Brick | Review
From Old school to High School
Johnson crafts teenage neo noir fest avoids gimmick, evokes classic, but lacks punch.
While mustang skid marks in mall parking lots, high school football yards and momâ€™s basement with home-baked cookie bouquet donâ€™t exactly scream out criminal underworld, every other element in Rian Johnsonâ€™s directorial debut brings out the aura of classic film noir tales. The low-budgeted Sundance entry Brick is a tasty rendition and homage (notice the wink to The Maltese Falcon) to a genre that is all but extinct, and should become the ideal calling card for a healthy career in the industry for the filmâ€™s creator.

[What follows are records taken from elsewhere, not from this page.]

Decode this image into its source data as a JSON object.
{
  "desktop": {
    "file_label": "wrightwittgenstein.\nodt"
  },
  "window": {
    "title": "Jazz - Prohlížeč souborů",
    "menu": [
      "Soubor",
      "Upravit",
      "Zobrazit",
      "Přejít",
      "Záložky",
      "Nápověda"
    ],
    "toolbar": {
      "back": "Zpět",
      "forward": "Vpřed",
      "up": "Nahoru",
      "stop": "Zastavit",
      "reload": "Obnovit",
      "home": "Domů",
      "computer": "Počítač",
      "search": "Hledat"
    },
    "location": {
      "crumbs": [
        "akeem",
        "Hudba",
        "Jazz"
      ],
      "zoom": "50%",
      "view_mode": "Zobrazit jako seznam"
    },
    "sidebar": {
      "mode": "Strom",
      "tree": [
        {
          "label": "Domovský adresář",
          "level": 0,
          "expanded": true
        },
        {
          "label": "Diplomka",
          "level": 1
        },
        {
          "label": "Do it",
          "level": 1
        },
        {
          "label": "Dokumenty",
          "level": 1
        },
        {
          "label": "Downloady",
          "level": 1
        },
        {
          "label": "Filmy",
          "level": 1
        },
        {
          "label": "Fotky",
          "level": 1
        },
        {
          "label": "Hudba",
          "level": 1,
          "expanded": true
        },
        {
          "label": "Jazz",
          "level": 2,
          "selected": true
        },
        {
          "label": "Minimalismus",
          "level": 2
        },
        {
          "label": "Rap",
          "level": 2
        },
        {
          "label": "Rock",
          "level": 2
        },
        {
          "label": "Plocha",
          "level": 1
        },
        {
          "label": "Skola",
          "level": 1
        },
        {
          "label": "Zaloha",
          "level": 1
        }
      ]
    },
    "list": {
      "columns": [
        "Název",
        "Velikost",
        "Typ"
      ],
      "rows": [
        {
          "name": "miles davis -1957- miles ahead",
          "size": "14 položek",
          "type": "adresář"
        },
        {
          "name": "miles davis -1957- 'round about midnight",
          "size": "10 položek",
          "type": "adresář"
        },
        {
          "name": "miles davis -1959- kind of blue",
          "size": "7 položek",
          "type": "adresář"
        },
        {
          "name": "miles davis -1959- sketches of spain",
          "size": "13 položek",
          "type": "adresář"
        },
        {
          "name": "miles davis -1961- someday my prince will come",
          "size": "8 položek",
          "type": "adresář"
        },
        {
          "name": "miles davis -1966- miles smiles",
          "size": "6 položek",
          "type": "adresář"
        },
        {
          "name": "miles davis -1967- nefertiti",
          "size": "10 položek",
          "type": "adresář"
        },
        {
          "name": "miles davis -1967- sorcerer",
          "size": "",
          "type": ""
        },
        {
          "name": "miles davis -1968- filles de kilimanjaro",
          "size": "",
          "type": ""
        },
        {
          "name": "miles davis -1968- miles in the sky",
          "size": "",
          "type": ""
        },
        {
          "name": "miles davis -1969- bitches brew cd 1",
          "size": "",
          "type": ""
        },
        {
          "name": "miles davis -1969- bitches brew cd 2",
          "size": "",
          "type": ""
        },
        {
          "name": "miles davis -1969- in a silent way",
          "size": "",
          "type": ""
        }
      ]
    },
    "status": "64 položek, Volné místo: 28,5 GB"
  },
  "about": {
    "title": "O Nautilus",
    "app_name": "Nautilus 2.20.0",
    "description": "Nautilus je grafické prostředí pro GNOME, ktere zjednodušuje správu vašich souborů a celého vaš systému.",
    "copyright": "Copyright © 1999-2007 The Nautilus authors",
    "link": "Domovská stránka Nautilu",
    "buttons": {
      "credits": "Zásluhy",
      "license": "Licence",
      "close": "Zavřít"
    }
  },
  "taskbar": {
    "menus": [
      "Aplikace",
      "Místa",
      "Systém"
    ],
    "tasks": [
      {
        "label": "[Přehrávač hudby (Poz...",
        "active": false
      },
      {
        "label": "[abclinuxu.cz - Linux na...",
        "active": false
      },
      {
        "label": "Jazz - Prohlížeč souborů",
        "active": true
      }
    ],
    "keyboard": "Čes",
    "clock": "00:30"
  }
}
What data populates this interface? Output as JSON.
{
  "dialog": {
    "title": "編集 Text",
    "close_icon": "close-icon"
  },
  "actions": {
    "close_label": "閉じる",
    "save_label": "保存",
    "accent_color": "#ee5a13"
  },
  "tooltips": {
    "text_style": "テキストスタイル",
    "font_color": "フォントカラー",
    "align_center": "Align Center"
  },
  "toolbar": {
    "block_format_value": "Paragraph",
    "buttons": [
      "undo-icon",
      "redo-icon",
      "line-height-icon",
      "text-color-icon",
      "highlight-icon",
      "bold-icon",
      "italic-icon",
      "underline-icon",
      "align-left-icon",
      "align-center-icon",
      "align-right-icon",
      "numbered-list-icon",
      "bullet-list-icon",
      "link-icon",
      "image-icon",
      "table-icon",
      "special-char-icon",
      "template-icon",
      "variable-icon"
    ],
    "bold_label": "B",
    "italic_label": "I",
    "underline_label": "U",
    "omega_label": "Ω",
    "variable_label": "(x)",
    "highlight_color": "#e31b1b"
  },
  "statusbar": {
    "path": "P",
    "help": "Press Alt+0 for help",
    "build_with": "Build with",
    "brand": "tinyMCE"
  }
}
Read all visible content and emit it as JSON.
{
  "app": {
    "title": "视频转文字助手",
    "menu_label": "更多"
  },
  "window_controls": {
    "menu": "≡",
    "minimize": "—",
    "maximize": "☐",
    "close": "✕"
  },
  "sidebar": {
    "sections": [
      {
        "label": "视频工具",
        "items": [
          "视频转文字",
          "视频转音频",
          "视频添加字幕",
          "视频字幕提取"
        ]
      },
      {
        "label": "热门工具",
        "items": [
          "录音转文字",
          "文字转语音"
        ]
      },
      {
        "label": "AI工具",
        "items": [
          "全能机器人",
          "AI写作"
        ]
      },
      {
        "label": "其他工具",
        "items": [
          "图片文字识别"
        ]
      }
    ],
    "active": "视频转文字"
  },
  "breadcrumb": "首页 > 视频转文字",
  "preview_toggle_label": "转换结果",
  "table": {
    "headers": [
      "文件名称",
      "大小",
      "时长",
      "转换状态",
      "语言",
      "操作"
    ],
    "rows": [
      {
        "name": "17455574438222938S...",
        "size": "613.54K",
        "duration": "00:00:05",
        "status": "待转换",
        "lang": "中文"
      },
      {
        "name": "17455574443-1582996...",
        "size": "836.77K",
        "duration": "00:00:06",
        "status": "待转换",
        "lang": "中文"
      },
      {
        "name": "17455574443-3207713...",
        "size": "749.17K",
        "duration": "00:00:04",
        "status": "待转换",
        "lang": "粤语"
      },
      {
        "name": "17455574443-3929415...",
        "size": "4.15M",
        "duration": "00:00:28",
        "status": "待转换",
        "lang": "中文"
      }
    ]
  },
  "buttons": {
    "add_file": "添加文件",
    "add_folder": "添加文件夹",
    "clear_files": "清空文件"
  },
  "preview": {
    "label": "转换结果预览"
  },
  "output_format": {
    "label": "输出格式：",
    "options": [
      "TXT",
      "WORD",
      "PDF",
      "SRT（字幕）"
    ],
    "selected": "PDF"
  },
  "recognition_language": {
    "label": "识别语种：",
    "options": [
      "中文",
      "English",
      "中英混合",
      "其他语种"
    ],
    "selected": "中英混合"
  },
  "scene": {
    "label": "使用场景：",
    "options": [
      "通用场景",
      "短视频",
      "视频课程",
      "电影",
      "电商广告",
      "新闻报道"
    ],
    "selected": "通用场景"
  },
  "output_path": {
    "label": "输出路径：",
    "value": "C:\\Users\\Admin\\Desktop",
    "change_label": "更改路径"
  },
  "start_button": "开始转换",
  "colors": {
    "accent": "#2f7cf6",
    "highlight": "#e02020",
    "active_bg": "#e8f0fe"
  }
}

Beat up, bloodstained and sleepless, the storyâ€™s anti-hero (played in the somewhat scrawny frame of Joseph Gordon-Levitt) avenges the departure his former girlfriend in the best manner he knows how â€“ search every corner, turn over every leaf, every note and every clue. Fun with props and locations can make for some interesting heady work for viewers, but while the clothes look slacker-ish it is the calibrated dialogue that will win fans of the genre over. The narrative trajectory, the filmâ€™s tone and the wealth of shady characters makes for an enjoyable whodunit, but the tedious storyline and slowed-pacing demands that its viewers keep score by actually using their noggin or by physically sitting up in their seats to keep afloat.
The signifiers of the genre are present. The laundry list includes the â€œMacGuffinâ€, one that references the filmâ€™s title. Then there is the litter of femme fatales played by young unknown actresses who all seem to get the gist of what the film storyline needed in terms of deceitful women with their own agendas. The same goes for the young male actors who fall into the categories of informants, kingpin and thug roles. The narrative contains the traditional double crosses and triple crosses but this isnâ€™t exactly Bogart, instead this is closer in style to young adult meets grown-up worldâ€™s as recently visited in Tim Blake Nelsonâ€™s O and Luhrmannâ€™s Romeo + Juliet. Perhaps this explains why the comical element that juxtaposes with the serious criminal part makes the film feel a tad too much like a high school play. Basically from viewerâ€™s point of view – there is a triage to be made between scenes that make perfect sense to plot and scenes that donâ€™t fully embrace what the characters motivations and reactions should be.
There is an admirable quality to the film, Johnsonâ€™s direction is certainly felt in the construction of each scene and while the film may be lacking in look, with only a couple of interesting 180 degree panning motions, he makes the most out of low budget aesthetics, with interesting camera angles and play with color tones. However, what lacks here to make the perfect trifecta is a meanness and darkness â€“ and its not simply a question of trading the protagonistâ€™s eye-glasses and unkept hair for a pointed hat and shades, but adding more style in the character of the film instead of adding to the elaborate construction of it. Bricksâ€™ middle act is problematic lack of juice but thankfully the final act brings in all in with backstabbing admissions, but perhaps the film remains far too close to its Southern California personality â€“ looks good on the outside, not as interesting on the inside.